My father, Albert B. Cleage, Jr (front row, second from left), with his 8th grade class at Wingert Elementary School in Detroit, Michigan. He was 12 years old. It was 1923. In Detroit, it depended on what community you lived in whether the school you attended was integrated or not. My uncles said that the abundance of white children in this class was due to the white orphanage across West Grand Blvd from Wingert.
When my father and his siblings graduated to Northwestern High School, there was a much smaller percentage of black students and, depending on the teacher, more or less discrimination. There are many tales of my grandmother going up to the school to demand that her children not be seated in the back of the classroom and other outward signs. I wish I had interviewed her.
I am going to quote now from a biography of my father, Prophet of the Black Nation, written in 1969 by Hiley Ward, . The following is taken from pages 74 – 78.

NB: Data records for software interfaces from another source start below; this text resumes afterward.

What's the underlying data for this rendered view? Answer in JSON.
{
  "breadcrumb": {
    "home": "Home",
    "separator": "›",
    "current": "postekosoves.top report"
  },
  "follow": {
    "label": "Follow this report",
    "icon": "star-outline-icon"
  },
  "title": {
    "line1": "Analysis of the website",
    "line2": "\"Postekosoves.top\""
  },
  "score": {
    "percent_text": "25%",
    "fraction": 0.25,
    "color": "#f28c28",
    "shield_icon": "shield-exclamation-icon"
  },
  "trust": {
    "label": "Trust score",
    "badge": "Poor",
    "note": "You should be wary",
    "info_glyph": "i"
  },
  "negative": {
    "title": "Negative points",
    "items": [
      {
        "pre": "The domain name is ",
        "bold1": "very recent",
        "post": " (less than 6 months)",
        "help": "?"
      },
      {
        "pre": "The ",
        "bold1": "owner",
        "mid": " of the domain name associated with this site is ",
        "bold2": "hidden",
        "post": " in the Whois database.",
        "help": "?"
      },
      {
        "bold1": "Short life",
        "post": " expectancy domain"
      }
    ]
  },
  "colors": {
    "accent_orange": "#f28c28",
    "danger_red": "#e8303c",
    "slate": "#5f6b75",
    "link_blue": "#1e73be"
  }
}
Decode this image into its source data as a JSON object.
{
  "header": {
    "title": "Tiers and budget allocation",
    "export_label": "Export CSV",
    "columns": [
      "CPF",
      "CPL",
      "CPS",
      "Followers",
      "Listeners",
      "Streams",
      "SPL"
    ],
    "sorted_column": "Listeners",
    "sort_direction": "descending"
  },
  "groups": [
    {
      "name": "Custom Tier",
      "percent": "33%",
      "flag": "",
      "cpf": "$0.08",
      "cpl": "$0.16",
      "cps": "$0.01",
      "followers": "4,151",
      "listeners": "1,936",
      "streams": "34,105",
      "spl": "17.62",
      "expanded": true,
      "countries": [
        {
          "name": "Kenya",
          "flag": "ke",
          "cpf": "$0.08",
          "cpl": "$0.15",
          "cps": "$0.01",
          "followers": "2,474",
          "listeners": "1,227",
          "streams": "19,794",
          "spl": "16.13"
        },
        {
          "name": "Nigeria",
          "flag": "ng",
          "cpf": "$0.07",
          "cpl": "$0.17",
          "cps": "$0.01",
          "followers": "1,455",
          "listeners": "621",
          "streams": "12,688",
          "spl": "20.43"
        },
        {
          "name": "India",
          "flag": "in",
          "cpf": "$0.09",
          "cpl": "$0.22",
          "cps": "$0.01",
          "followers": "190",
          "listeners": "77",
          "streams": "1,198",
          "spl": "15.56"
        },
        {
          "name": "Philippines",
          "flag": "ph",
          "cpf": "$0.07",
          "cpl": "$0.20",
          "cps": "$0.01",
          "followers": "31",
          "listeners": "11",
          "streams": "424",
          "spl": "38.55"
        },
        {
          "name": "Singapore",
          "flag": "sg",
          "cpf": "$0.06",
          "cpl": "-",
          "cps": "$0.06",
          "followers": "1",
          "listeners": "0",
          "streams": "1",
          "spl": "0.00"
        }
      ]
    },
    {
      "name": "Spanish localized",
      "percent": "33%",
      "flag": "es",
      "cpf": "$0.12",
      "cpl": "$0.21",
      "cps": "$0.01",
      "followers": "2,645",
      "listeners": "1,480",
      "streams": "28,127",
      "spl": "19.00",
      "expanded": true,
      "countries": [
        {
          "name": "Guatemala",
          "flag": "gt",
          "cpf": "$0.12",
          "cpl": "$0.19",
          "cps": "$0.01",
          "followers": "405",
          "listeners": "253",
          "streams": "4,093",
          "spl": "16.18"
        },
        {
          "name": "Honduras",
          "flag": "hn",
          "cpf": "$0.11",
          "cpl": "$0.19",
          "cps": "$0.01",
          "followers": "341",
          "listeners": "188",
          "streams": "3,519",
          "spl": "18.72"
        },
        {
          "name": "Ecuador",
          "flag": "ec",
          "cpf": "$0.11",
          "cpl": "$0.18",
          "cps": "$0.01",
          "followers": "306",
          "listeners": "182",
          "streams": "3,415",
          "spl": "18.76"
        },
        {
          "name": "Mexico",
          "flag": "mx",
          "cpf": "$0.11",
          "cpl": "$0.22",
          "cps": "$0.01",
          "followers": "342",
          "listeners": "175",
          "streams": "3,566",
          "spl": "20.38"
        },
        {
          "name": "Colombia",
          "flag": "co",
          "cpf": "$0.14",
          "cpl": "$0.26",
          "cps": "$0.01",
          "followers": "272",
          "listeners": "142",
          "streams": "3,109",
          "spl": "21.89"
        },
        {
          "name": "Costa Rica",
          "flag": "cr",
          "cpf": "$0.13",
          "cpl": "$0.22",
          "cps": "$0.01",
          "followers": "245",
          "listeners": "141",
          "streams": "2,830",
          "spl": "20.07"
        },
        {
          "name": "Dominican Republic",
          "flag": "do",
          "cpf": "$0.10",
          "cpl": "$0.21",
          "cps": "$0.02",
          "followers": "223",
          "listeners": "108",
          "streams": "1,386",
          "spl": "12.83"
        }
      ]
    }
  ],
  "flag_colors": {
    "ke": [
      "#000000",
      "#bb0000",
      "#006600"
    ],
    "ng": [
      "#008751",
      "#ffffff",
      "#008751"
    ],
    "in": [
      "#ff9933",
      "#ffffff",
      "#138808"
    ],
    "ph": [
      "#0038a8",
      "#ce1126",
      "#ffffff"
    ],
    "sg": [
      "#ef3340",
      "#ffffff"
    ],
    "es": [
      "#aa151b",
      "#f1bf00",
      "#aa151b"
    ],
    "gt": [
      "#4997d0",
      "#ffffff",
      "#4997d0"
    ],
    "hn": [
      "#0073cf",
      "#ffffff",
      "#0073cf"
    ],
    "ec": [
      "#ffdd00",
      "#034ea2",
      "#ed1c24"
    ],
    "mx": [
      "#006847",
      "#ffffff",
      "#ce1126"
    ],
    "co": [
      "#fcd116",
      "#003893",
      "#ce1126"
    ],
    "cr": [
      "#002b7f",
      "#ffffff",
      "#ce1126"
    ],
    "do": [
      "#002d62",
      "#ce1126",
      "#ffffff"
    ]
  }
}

Cleage, who attended Detroit public schools draws some of his militantism on schools from his own experiences with discrimination back in the 20’s, particularly his high school, Northwestern, which was nearly all white at that time but is nearly solid black now. He remembers, “I didn’t like anything about it. There were all kinds of discrimination.” the school clubs were closed to blacks, he says, “It was a horrible atmosphere, and I took part in as little as possible.” He recalls that the teachers would always put the black youths at the back of the classroom. “It was dismal. My parents would go up and raise enough donnybrook and hell to take care of the situation (classroom seating, etc.)”; but,he says, they were powerless to penetrate the fabric of discrimination by the white teachers and administration. “It wasn’t the students, so much as the administration.” Cleage took a try at the 440 in track, which by his own admission was “nothing great,” and he says several black students were able with much effort to break into the predominately white school’s team sports. His brother Henry, now an attorney for the Neighborhood Legal Services, was “first cellist in the school orchestra; but every time they had a concert they tried to place him so it would appear that he was not the first cellist. This was trivial, but…”
Cleage’s sister Gladys remembers how her father helped form the Wingert school PTA and was instrumental in getting the first black teacher by means of a petition.”He would argue with the school board and everybody else.”
Cleage’s mother said of the schools her boys attended (Wingert Elementary and Northwestern), I had to fight for them all the way through, for I knew a mistreated child could have a blight for years…if a child said he was having trouble naturally, I’d go up to see about it.”
Albert “is a great talker now,” she said, “but in high school he was not much of a talker unless he had something specific to say,” She remembers going in to see on English teacher who told her, “Albert doesn’t smile or talk much.” “And I said, ‘Is there anything to smile or talk about?’ She had sent him down to the principal to see if the principal could make him talk, and the principal said, ‘Well, Albert, you are not much of a talker,’ and sent him back. The English teacher talked about grades. I said, ‘He came to you with an A. Send down to the office and see the record for yourself, and you keep him to a C – ridiculous! I say he’s an A student! If he doesn’t work, you can still hold him to a C. But I thought you graded on work.’ She was foolish. Another teacher said his papers were too lengthy. But God does not make us all alike. God made some minds to be emphatic… Louis – now the M.D. – could write short papers. Louis just put it down, but you can’t grade this son by his younger brother’s method.”
Mrs. Cleage, the 81-year-old matriarch, watched me closely as I wrote down her words. “I feel sorry for parents raising colored children.” she said, “for so many don’t have the fight like I do.” Perhaps I grinned a little at this point, in admiration of the energy of this tremendous lady still full of the old vinegar for her sons. “You smile, but you don’t know,” she said “You have to do something in a country like the United States.”
She did the same with all her youngsters. “Louis was brokenhearted when he got a C in chemistry. So I went to his counselor. ‘You come with me,’ I told him. ‘I’m taking him out of that class. I can’t have a child ruined by a man who hates colored people.’ I took him to another class, and the new teacher was amazed – he was an A student all along.” Daughter Barbara recalled that “there was a teacher who opened the door by the top where no ‘colored’ child touches the door.” She recalls her mother telling the principal, “I can’t stand this. This girl and other children are too fine. Take that polluted woman out.”
You can see a photo of Wigert school at this link. Below is a photo I took about 2005 of the main doorway, where I think the photo was taken.